Instead of going home, she ended up sailing to England and picking up work in a pub in Kent.
There, she became close to a priest Father Cleary, who was chaplain to the Irish community in Kilburn and Camden.
He went on to help her get work as a telephonist at the President Hotel on Russell Square, and Helen slowly came to trust him.
She gave birth to a daughter at the Royal Free Hospital in Hampstead on November 25, 1966 and named the child Christine.
But shortly after the birth, she wanted to go go home to visit her family and needed somewhere to leave the baby while she did so.
According to Helen, Fr Clearly suggested she leave the child at St Patrick’s Guild, which was run by the Religious Sisters of Charity.
In order for the nuns to look after her baby, Helen had to initially go along with the idea the child would be given up for adoption.

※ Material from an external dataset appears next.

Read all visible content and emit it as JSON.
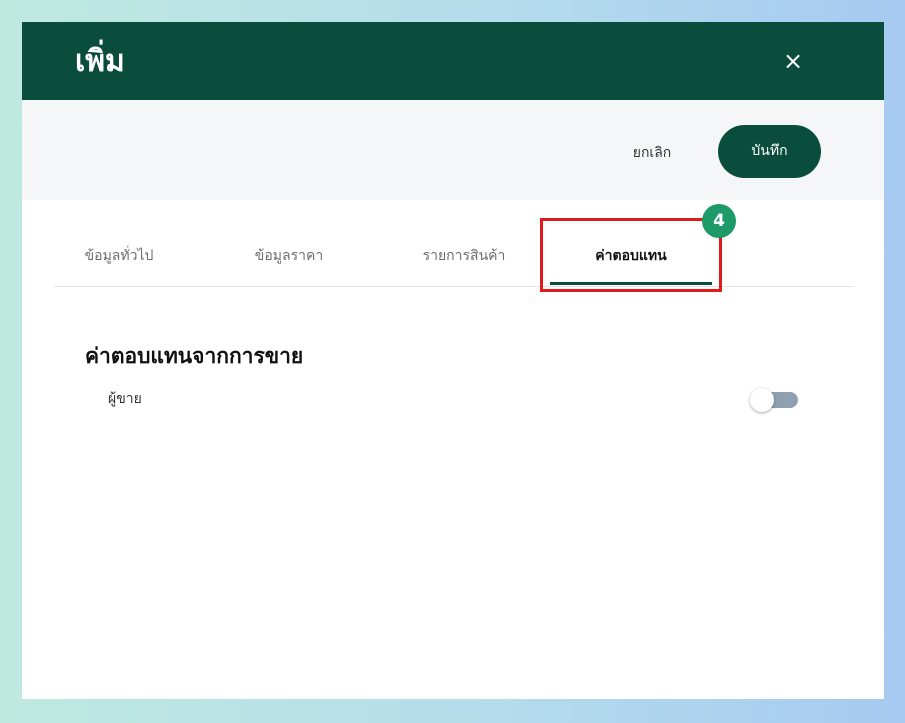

When she arrived in Ireland, she says she was met by a woman known to Father Cleary, who drove her to St Patrick’s.
Her baby was admitted to the nunnery on December 3, 1966, with Helen making an initial payment of £21.
The intake form included a handwritten note that explained Helen intended to keep the baby.

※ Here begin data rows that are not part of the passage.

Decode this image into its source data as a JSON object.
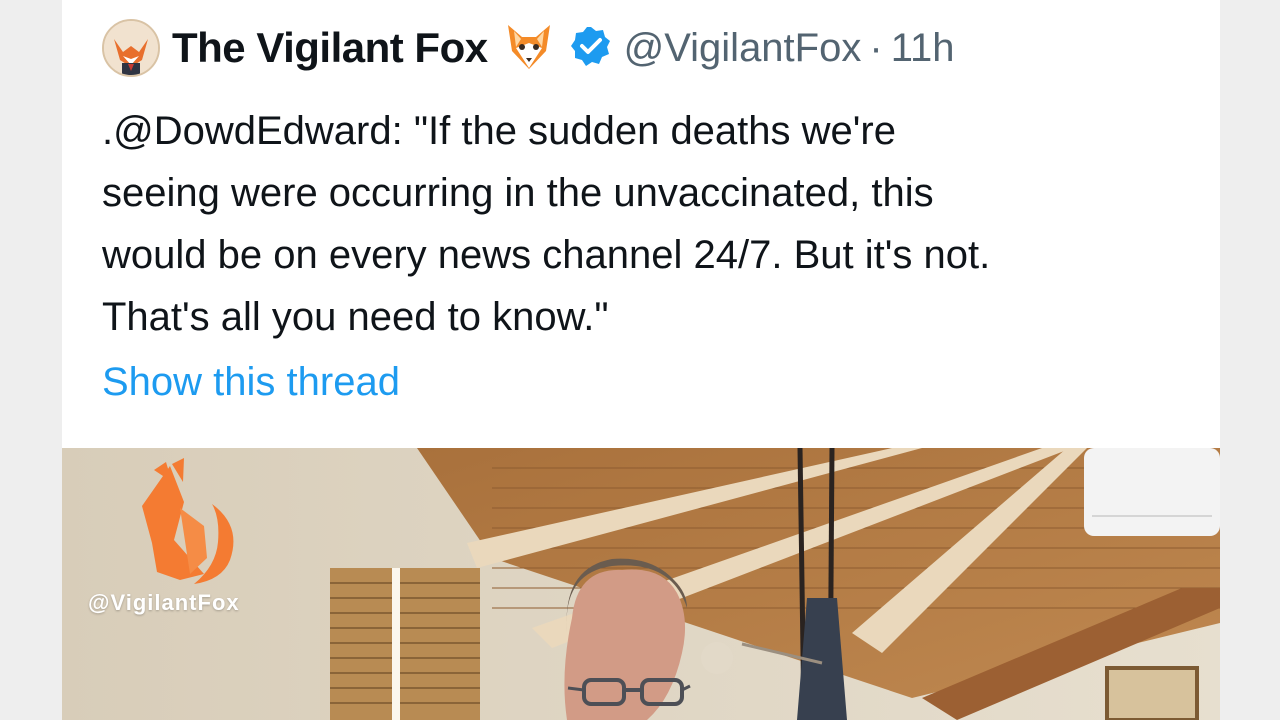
{
  "tweet": {
    "display_name": "The Vigilant Fox",
    "name_emoji": "fox-face-emoji",
    "verified": true,
    "handle": "@VigilantFox",
    "separator": "·",
    "time": "11h",
    "body_lines": [
      ".@DowdEdward: \"If the sudden deaths we're",
      "seeing were occurring in the unvaccinated, this",
      "would be on every news channel 24/7. But it's not.",
      "That's all you need to know.\""
    ],
    "show_thread": "Show this thread"
  },
  "media": {
    "watermark": "@VigilantFox",
    "logo": "fox-logo",
    "subject": "man-with-glasses"
  },
  "colors": {
    "text_primary": "#0f1419",
    "text_secondary": "#536471",
    "link": "#1d9bf0",
    "verified": "#1d9bf0",
    "watermark_orange": "#f47b32"
  }
}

On returning to her family home, she did confide in her mother Joan about the birth, and they went to visit the child in Dublin a week later.
Upon this visit, she was presented with adoption papers that she refused to sign. She claims the nuns became ‘quite horrible’ when it became evident her daughter was not up for adoption.
After the visit, Helen returned to London alone, in order to settle her affairs and find somewhere to live with her daughter.
She continued to send money back to St Patrick’s every week for Christine’s care, until January 19, when she went to collect her.
Upon being presented with the baby, Helen says she immediately knew something wasn’t right.
She recalled: ‘I went in and they brought me over to this basket and I said to them: “That’s not Christine”. But they said it was.’
She noted that Christine had been born with dark, black hair, while the baby they were claiming was her daughter had blonde hair.
She explained: ‘They told me all babies are born with black hair. So like an idiot, I believed them. I never thought about it. Back then you believed what the priests and nuns said to you.’
Helen took the baby and returned to London, marrying a co-worker later that year. The couple went on to have two boys and a girl.
When the marriage ended, Helen remarried and moved back to Ireland with her second husband, David.
It wasn’t until last July when the illegal adoption scandal in Ireland hit the news, that she and her daughter Christine joked about taking a DNA test.
But they ended up ordering one online, and were shocked when the results came back with 99 per cent certainty that Helen was not Christine’s mother.
Helen was devastated by the results, she said: ‘We just couldn’t believe it. A child in my life…I’m always thinking about her now, and Christine and how Christine feels.
She went on: ‘She will always be my daughter as far as I’m concerned. I brought her up as my baby, and she will always be my baby.’
Meanwhile Christine said:’ I felt very lonely. I honestly never thought it would come back like that.’
They felt there was only one possible explanation – that Helen had been given the wrong baby by the nuns who ran St Patrick’s when she went to collect her daughter.
Since their discovery, the pair have been left desperately scrambling for information- Christine, desperate to find her birth family, and Helen, trying to locate her biological daughter.
The couple got in touch with Tusla, which has had the records from St Patrick’s Guild since 2016, and sought the assistance of Dublin law firm, Coleman Legal Partners, which has several clients affected by the St Patrick’s Guild scandal.
Since then, Christine has received information indicating where she was born and her real date of birth.
Meanwhile, Tulsa have also been able to identify a woman who they believe to be Helen’s birth daughter. Apparently admitted to St Patrick’s on the same day as Christine, she went on to be adopted by a couple living in Dublin.
There are now calls for the Catholic adoptions files to be reopened following the scandal.